» **What this task involves**
The goal here is an exact copy of the entries below, without their pictures.

++++++++++++++++++++

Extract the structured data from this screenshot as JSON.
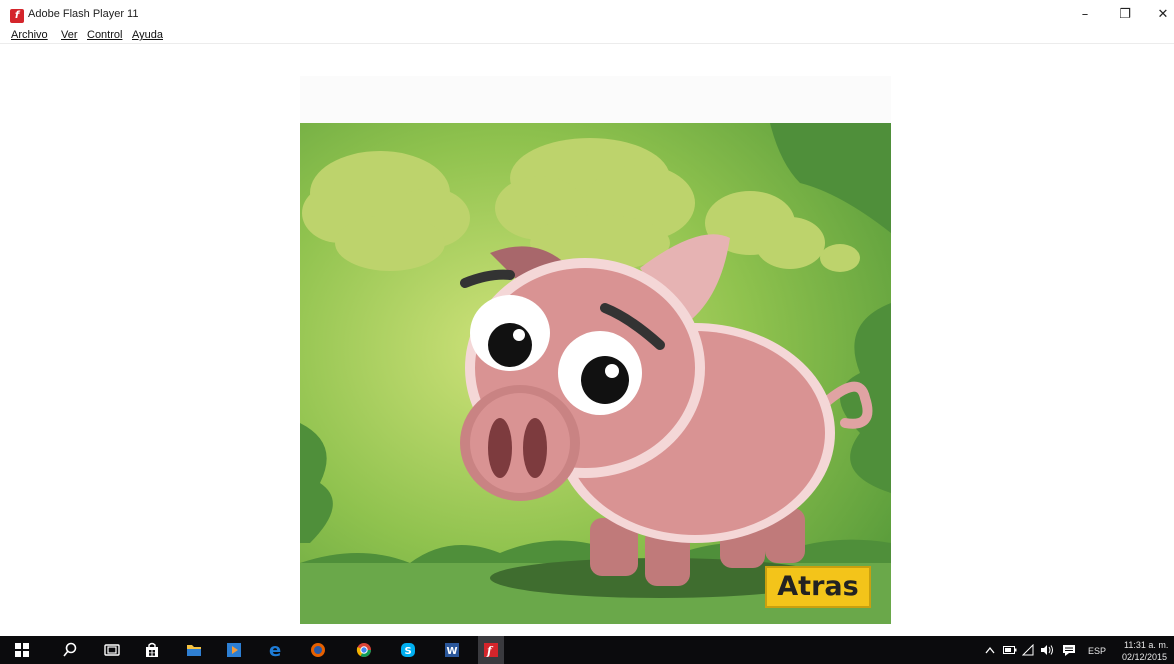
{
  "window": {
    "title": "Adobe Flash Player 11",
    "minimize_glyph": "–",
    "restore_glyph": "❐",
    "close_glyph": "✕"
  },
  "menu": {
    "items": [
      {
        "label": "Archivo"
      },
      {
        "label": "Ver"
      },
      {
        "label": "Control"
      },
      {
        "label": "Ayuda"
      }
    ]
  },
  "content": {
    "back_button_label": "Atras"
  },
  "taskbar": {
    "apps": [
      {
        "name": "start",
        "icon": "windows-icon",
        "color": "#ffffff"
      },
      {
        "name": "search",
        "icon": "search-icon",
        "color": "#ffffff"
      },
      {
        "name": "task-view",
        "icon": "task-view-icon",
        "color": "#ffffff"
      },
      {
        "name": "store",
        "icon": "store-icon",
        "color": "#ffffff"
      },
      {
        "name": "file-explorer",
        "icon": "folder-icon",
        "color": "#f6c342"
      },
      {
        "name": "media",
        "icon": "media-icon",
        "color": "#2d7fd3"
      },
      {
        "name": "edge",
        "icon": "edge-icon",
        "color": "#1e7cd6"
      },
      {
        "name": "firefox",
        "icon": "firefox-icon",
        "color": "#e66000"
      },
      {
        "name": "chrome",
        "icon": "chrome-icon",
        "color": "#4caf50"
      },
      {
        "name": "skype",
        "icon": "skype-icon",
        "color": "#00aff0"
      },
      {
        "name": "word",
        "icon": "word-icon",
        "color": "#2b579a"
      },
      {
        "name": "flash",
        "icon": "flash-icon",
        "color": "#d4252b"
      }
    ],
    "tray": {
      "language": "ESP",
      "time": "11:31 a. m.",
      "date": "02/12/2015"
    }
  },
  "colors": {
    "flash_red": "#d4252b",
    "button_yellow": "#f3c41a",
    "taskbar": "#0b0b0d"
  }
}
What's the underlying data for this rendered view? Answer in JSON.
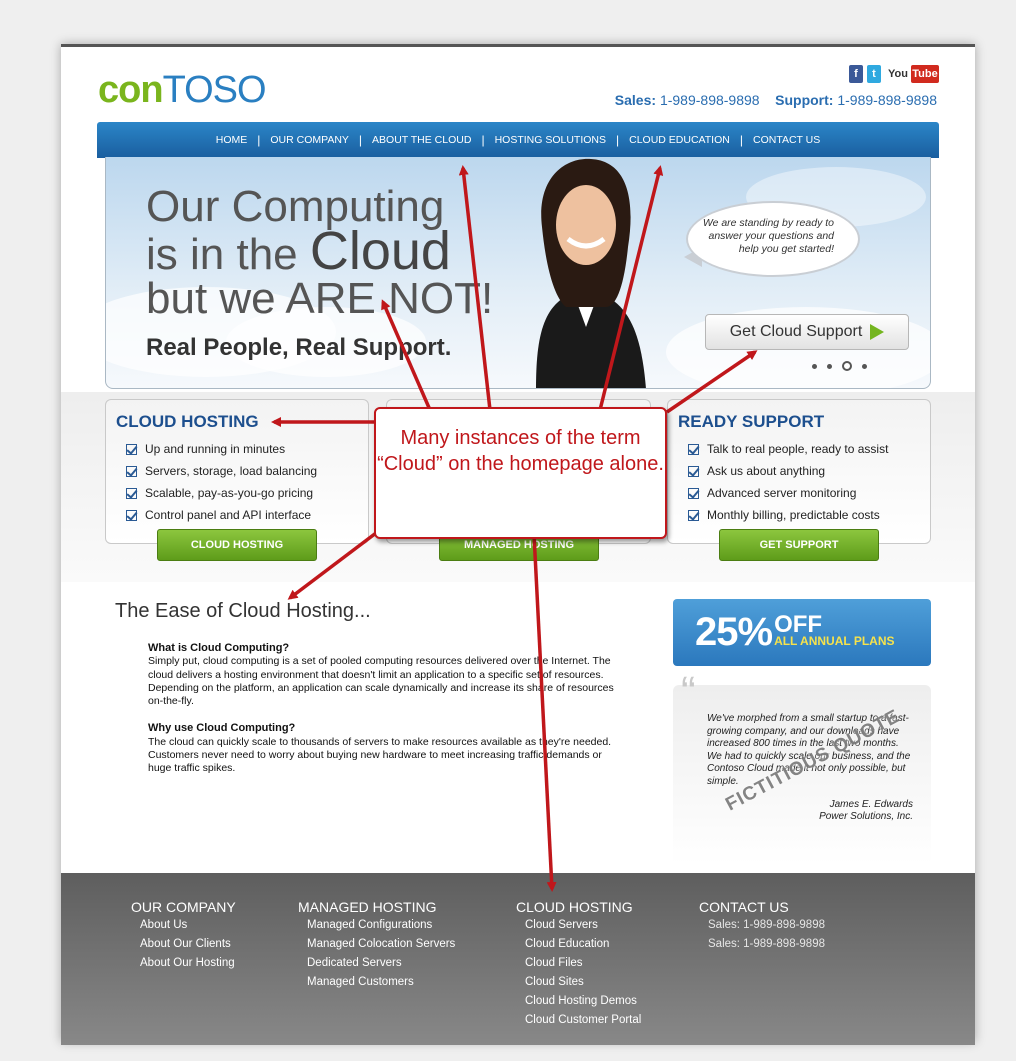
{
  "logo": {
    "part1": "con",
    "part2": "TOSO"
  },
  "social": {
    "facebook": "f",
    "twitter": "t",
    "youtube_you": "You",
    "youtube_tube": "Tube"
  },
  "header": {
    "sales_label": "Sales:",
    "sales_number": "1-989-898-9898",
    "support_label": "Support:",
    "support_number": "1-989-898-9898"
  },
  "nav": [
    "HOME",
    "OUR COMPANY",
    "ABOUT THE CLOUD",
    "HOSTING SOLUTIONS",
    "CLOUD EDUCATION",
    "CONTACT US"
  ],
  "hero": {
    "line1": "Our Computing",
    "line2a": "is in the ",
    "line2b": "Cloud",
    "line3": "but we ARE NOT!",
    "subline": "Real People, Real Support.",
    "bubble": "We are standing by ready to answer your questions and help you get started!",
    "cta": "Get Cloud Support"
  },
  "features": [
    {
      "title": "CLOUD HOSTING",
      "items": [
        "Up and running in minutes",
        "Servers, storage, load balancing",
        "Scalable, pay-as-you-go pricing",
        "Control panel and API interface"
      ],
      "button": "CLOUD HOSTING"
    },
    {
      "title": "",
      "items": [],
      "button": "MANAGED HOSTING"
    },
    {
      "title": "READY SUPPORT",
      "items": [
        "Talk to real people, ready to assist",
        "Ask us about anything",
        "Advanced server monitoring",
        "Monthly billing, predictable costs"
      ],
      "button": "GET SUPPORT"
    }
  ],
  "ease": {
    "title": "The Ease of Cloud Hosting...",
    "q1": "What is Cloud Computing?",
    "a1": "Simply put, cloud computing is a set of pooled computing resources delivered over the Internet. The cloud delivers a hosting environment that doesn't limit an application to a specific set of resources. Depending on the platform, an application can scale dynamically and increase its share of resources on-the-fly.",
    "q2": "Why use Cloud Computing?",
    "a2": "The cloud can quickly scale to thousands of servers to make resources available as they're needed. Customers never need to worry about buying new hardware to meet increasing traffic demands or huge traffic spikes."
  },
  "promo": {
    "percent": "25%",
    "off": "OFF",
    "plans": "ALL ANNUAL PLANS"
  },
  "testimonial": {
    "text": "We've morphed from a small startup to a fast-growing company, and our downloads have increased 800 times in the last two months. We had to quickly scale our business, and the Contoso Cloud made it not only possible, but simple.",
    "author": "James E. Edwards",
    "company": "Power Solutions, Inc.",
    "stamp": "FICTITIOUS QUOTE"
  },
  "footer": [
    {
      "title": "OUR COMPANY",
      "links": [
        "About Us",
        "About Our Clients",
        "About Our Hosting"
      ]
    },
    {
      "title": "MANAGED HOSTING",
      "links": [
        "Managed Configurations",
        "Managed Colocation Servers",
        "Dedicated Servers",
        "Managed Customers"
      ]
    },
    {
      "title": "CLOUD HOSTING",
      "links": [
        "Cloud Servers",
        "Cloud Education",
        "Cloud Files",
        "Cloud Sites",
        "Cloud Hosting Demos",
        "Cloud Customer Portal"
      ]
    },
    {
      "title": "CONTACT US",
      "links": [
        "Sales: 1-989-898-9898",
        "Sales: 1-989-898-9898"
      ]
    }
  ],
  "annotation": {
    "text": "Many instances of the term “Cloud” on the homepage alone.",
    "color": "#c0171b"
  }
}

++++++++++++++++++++

» **Task result**
Extract the structured data from this screenshot as JSON.
{
  "window": {
    "title": "Adobe Flash Player 11",
    "minimize_glyph": "–",
    "restore_glyph": "❐",
    "close_glyph": "✕"
  },
  "menu": {
    "items": [
      {
        "label": "Archivo"
      },
      {
        "label": "Ver"
      },
      {
        "label": "Control"
      },
      {
        "label": "Ayuda"
      }
    ]
  },
  "content": {
    "back_button_label": "Atras"
  },
  "taskbar": {
    "apps": [
      {
        "name": "start",
        "icon": "windows-icon",
        "color": "#ffffff"
      },
      {
        "name": "search",
        "icon": "search-icon",
        "color": "#ffffff"
      },
      {
        "name": "task-view",
        "icon": "task-view-icon",
        "color": "#ffffff"
      },
      {
        "name": "store",
        "icon": "store-icon",
        "color": "#ffffff"
      },
      {
        "name": "file-explorer",
        "icon": "folder-icon",
        "color": "#f6c342"
      },
      {
        "name": "media",
        "icon": "media-icon",
        "color": "#2d7fd3"
      },
      {
        "name": "edge",
        "icon": "edge-icon",
        "color": "#1e7cd6"
      },
      {
        "name": "firefox",
        "icon": "firefox-icon",
        "color": "#e66000"
      },
      {
        "name": "chrome",
        "icon": "chrome-icon",
        "color": "#4caf50"
      },
      {
        "name": "skype",
        "icon": "skype-icon",
        "color": "#00aff0"
      },
      {
        "name": "word",
        "icon": "word-icon",
        "color": "#2b579a"
      },
      {
        "name": "flash",
        "icon": "flash-icon",
        "color": "#d4252b"
      }
    ],
    "tray": {
      "language": "ESP",
      "time": "11:31 a. m.",
      "date": "02/12/2015"
    }
  },
  "colors": {
    "flash_red": "#d4252b",
    "button_yellow": "#f3c41a",
    "taskbar": "#0b0b0d"
  }
}
What's the underlying data for this rendered view? Answer in JSON.
{
  "logo": {
    "part1": "con",
    "part2": "TOSO"
  },
  "social": {
    "facebook": "f",
    "twitter": "t",
    "youtube_you": "You",
    "youtube_tube": "Tube"
  },
  "header": {
    "sales_label": "Sales:",
    "sales_number": "1-989-898-9898",
    "support_label": "Support:",
    "support_number": "1-989-898-9898"
  },
  "nav": [
    "HOME",
    "OUR COMPANY",
    "ABOUT THE CLOUD",
    "HOSTING SOLUTIONS",
    "CLOUD EDUCATION",
    "CONTACT US"
  ],
  "hero": {
    "line1": "Our Computing",
    "line2a": "is in the ",
    "line2b": "Cloud",
    "line3": "but we ARE NOT!",
    "subline": "Real People, Real Support.",
    "bubble": "We are standing by ready to answer your questions and help you get started!",
    "cta": "Get Cloud Support"
  },
  "features": [
    {
      "title": "CLOUD HOSTING",
      "items": [
        "Up and running in minutes",
        "Servers, storage, load balancing",
        "Scalable, pay-as-you-go pricing",
        "Control panel and API interface"
      ],
      "button": "CLOUD HOSTING"
    },
    {
      "title": "",
      "items": [],
      "button": "MANAGED HOSTING"
    },
    {
      "title": "READY SUPPORT",
      "items": [
        "Talk to real people, ready to assist",
        "Ask us about anything",
        "Advanced server monitoring",
        "Monthly billing, predictable costs"
      ],
      "button": "GET SUPPORT"
    }
  ],
  "ease": {
    "title": "The Ease of Cloud Hosting...",
    "q1": "What is Cloud Computing?",
    "a1": "Simply put, cloud computing is a set of pooled computing resources delivered over the Internet. The cloud delivers a hosting environment that doesn't limit an application to a specific set of resources. Depending on the platform, an application can scale dynamically and increase its share of resources on-the-fly.",
    "q2": "Why use Cloud Computing?",
    "a2": "The cloud can quickly scale to thousands of servers to make resources available as they're needed. Customers never need to worry about buying new hardware to meet increasing traffic demands or huge traffic spikes."
  },
  "promo": {
    "percent": "25%",
    "off": "OFF",
    "plans": "ALL ANNUAL PLANS"
  },
  "testimonial": {
    "text": "We've morphed from a small startup to a fast-growing company, and our downloads have increased 800 times in the last two months. We had to quickly scale our business, and the Contoso Cloud made it not only possible, but simple.",
    "author": "James E. Edwards",
    "company": "Power Solutions, Inc.",
    "stamp": "FICTITIOUS QUOTE"
  },
  "footer": [
    {
      "title": "OUR COMPANY",
      "links": [
        "About Us",
        "About Our Clients",
        "About Our Hosting"
      ]
    },
    {
      "title": "MANAGED HOSTING",
      "links": [
        "Managed Configurations",
        "Managed Colocation Servers",
        "Dedicated Servers",
        "Managed Customers"
      ]
    },
    {
      "title": "CLOUD HOSTING",
      "links": [
        "Cloud Servers",
        "Cloud Education",
        "Cloud Files",
        "Cloud Sites",
        "Cloud Hosting Demos",
        "Cloud Customer Portal"
      ]
    },
    {
      "title": "CONTACT US",
      "links": [
        "Sales: 1-989-898-9898",
        "Sales: 1-989-898-9898"
      ]
    }
  ],
  "annotation": {
    "text": "Many instances of the term “Cloud” on the homepage alone.",
    "color": "#c0171b"
  }
}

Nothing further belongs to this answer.